- **Exercise goal**: Where a line holds the word "hint", copy it from the records.
___ Records supplied
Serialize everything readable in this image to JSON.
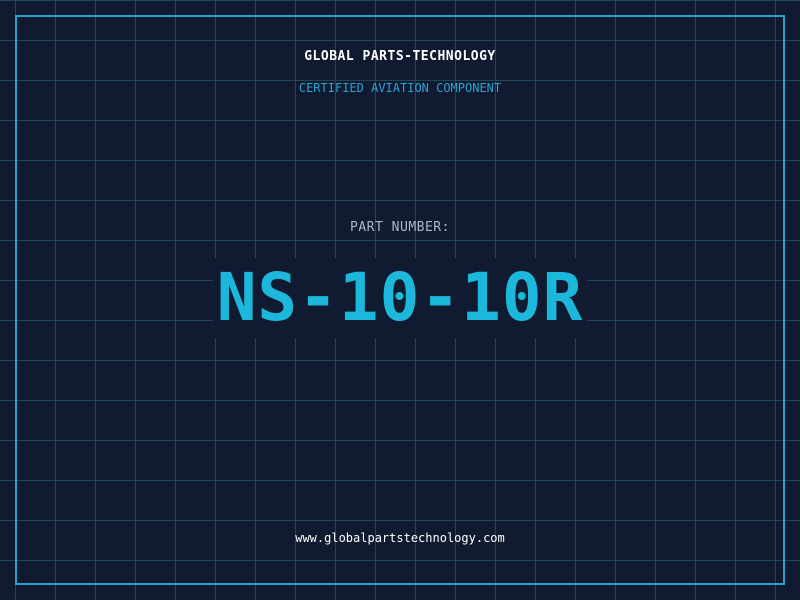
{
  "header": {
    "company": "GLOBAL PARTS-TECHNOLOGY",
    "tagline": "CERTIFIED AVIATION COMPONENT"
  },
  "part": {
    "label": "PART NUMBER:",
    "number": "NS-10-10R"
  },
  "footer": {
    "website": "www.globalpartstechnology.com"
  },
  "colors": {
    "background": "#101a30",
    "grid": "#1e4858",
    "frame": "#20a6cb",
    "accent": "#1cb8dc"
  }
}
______
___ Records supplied
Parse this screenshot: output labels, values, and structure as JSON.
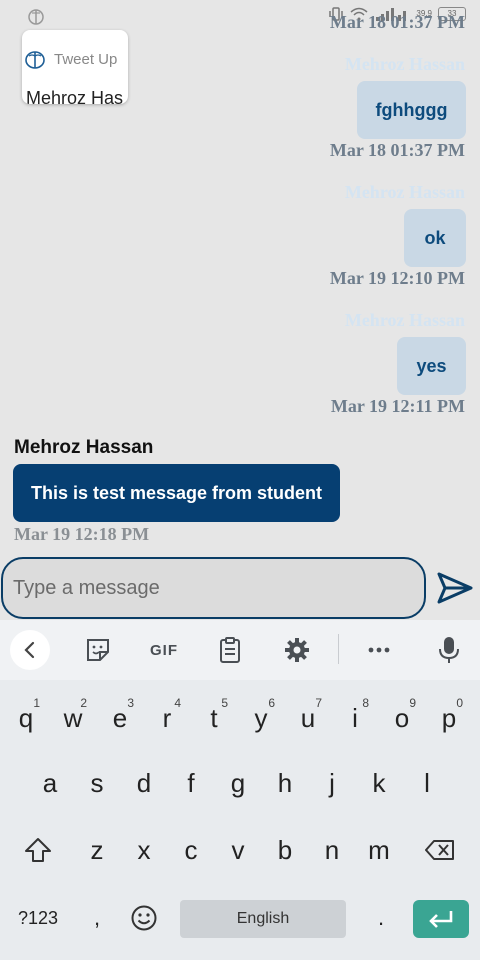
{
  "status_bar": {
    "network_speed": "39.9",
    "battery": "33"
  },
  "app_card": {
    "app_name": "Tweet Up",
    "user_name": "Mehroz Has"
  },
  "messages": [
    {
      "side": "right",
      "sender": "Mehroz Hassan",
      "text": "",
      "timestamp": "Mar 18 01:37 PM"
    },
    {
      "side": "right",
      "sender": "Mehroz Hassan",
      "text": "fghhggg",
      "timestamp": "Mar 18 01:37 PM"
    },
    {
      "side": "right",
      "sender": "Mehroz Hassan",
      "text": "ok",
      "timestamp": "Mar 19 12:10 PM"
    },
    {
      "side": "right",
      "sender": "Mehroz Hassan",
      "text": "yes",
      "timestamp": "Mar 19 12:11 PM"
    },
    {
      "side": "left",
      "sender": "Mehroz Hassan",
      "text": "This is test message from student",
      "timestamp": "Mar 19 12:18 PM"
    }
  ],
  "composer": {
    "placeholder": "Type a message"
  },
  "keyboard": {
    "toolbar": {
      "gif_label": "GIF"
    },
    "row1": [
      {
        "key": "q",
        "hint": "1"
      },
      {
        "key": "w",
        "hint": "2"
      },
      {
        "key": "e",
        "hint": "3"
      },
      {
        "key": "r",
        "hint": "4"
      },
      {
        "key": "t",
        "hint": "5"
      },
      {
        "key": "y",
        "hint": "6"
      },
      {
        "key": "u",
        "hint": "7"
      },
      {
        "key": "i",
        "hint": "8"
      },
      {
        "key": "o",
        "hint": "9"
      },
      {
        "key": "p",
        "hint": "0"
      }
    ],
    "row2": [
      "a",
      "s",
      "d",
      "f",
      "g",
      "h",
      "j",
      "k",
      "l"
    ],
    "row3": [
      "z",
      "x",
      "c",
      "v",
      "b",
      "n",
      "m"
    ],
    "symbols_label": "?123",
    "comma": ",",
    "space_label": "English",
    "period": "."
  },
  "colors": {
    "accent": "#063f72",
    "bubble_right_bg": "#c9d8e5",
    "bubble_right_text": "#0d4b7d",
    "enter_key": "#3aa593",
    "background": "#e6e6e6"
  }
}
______
- **Answer to this task**:
        "hint": "1"
        "hint": "2"
        "hint": "3"
        "hint": "4"
        "hint": "5"
        "hint": "6"
        "hint": "7"
        "hint": "8"
        "hint": "9"
        "hint": "0"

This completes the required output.